By Matt Fuchs, October 11, 2021 at 8:00 a.m. EDT

Valter Longo, a biochemist at the University of Southern California, received lessons in longevity from a trio of 100-year-olds in Villagrande Strisaili in Sardinia, Italy. (Gianni Pes)

Death comes for us all. But recent research points to interventions in diet, exercise and mental outlook that could slow down aging and age-related diseases — without risky biohacks such as unproven gene therapies.

A multidisciplinary approach involving these evidence-based strategies “could get it all right,” said Valter Longo, a biochemist who runs the Longevity Institute at the University of Southern California’s Leonard Davis School of Gerontology.

Source: Longevity: Research on how diet and exercise can help – The Washington Post

Maine passes nation’s 1st ‘right to food’ amendment | AP News

By PATRICK WHITTLE, Nov 3rd, 2021

FILE- Chickens follow Heather Retberg at her family’s farm, Sept. 17, 2021, in Penobscot, Maine. On Tuesday, Nov. 2, 2021, Maine voters will decide whether to pass the nation’s first “right to food” constitutional amendment. (AP Photo/Robert F. Bukaty, File)

PORTLAND, Maine (AP) — Maine voters passed the nation’s first “right to food” constitutional amendment on Tuesday.

A statewide referendum asked voters if they favored an amendment to the Maine Constitution “to declare that all individuals have a natural, inherent and unalienable right to grow, raise, harvest, produce and consume the food of their own choosing for their own nourishment, sustenance, bodily health and well-being.”

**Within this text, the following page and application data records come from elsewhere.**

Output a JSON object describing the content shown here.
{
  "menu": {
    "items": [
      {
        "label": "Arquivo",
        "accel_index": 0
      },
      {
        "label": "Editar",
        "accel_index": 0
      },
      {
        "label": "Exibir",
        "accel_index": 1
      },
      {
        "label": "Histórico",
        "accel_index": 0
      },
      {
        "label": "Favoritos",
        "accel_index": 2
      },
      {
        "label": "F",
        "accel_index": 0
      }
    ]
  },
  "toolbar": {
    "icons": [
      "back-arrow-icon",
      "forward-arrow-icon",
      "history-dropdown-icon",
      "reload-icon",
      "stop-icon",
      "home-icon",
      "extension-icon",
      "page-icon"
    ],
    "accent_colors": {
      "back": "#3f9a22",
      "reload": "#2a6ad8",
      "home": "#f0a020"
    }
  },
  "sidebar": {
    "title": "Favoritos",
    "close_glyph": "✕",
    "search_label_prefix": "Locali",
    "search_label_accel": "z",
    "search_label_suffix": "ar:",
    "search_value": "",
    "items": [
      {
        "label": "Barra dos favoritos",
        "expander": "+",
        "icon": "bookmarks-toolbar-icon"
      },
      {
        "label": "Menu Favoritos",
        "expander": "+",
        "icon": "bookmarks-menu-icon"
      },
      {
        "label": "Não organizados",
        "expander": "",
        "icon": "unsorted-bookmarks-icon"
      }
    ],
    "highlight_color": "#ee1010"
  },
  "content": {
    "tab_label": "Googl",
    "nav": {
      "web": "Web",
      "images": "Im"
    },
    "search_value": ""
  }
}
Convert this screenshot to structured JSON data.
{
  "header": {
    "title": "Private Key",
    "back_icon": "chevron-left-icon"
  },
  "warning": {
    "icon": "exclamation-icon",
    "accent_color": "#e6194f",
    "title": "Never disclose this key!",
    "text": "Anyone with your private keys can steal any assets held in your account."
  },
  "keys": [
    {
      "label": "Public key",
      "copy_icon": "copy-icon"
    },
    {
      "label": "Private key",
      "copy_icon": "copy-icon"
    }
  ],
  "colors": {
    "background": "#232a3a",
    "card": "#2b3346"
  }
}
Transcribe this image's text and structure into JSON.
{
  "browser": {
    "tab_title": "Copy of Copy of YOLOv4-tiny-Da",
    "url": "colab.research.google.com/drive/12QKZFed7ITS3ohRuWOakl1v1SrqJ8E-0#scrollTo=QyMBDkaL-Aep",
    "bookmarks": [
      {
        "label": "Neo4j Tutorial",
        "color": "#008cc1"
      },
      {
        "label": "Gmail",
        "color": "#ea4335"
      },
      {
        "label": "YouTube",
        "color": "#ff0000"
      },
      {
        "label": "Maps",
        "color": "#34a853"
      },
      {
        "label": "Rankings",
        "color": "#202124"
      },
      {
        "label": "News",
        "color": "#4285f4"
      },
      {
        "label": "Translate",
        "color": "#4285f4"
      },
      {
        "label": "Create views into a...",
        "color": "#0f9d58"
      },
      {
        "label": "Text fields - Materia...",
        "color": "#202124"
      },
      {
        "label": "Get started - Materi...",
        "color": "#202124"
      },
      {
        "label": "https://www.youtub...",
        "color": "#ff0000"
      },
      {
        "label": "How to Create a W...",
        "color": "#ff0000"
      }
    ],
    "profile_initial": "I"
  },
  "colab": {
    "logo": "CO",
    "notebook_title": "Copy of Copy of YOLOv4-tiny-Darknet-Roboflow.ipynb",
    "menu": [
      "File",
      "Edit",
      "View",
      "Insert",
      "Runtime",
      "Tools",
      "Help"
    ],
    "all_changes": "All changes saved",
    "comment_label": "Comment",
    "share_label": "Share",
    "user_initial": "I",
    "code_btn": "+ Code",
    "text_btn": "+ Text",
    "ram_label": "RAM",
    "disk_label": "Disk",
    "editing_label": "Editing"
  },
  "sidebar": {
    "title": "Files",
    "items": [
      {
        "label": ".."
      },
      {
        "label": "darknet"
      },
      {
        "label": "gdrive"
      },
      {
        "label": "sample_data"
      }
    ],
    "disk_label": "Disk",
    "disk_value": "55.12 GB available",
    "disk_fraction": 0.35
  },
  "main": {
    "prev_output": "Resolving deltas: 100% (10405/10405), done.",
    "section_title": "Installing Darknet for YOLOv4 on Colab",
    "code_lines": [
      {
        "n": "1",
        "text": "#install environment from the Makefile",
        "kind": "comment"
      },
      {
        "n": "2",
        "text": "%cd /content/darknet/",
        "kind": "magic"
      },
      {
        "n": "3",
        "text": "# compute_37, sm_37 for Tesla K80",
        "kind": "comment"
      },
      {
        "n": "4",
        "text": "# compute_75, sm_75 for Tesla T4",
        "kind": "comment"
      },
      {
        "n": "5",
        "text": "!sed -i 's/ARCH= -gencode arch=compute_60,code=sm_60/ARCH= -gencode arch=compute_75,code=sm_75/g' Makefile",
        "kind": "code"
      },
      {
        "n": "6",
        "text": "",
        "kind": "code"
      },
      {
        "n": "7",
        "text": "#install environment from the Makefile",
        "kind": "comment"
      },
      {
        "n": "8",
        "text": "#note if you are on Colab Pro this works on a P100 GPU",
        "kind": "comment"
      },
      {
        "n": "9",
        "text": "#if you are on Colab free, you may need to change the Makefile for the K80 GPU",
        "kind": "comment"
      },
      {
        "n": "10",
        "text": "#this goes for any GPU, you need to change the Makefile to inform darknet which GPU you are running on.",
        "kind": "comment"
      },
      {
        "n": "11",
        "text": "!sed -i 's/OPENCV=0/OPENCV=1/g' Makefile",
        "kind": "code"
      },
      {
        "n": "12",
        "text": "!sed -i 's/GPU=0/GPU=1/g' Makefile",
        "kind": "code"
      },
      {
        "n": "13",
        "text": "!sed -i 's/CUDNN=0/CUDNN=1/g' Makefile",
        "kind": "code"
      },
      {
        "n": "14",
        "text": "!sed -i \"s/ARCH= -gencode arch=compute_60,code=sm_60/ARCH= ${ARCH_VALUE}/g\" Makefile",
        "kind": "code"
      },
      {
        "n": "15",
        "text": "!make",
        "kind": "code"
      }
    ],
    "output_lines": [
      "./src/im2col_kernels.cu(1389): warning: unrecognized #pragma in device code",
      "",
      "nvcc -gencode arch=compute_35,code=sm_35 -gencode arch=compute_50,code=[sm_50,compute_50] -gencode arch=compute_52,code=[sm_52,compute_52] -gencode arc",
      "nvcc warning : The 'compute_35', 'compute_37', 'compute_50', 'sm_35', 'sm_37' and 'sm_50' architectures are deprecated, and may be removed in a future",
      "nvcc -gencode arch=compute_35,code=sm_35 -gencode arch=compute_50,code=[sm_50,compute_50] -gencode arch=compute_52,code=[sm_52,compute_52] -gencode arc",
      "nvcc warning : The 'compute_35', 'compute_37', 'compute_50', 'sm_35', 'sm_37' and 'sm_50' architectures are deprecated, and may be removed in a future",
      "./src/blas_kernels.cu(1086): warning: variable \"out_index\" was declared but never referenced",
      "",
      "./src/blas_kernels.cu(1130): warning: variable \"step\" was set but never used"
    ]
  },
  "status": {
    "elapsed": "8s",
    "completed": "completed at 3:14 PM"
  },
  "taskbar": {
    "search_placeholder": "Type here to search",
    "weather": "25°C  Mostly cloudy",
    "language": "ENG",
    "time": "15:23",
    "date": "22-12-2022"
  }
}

It was an experiment not tried before by any state.

Source: Maine passes nation’s 1st ‘right to food’ amendment

Will There Be Libraries in 25 Years?  | Time

By Brewster Kahle, October 22, 2021 1:21 PM EDT
Kahle, Founder and Digital Librarian of the Internet Archive. Member, National Academy of Engineering, American Academy of Arts and Sciences, and the Internet Hall of Fame
Getty Images

When I started the Internet Archive 25 years ago, I focused our non-profit library on digital collections: preserving web pages, archiving television news, and digitizing books. The Internet Archive was seen as innovative and unusual.

Now all libraries are increasingly electronic, and necessarily so. To fight disinformation, to serve readers during the pandemic, and to be relevant to 21st-century learners, libraries must become digital.

But just as the Web increased people’s access to information exponentially, an opposite trend has evolved. Global media corporations—emboldened by the expansive copyright laws they helped craft and the emerging technology that reaches right into our reading devices—are exerting absolute control over digital information.

These two conflicting forces—towards unfettered availability and completely walled access to information—have defined the last 25 years of the Internet. How we handle this ongoing clash will define our civic discourse in the next 25 years.

If we fail to forge the right path, publishers’ business models could eliminate one of the great tools for democratizing society: our independent libraries.

Source: Will There Be Libraries in 25 Years?  | Time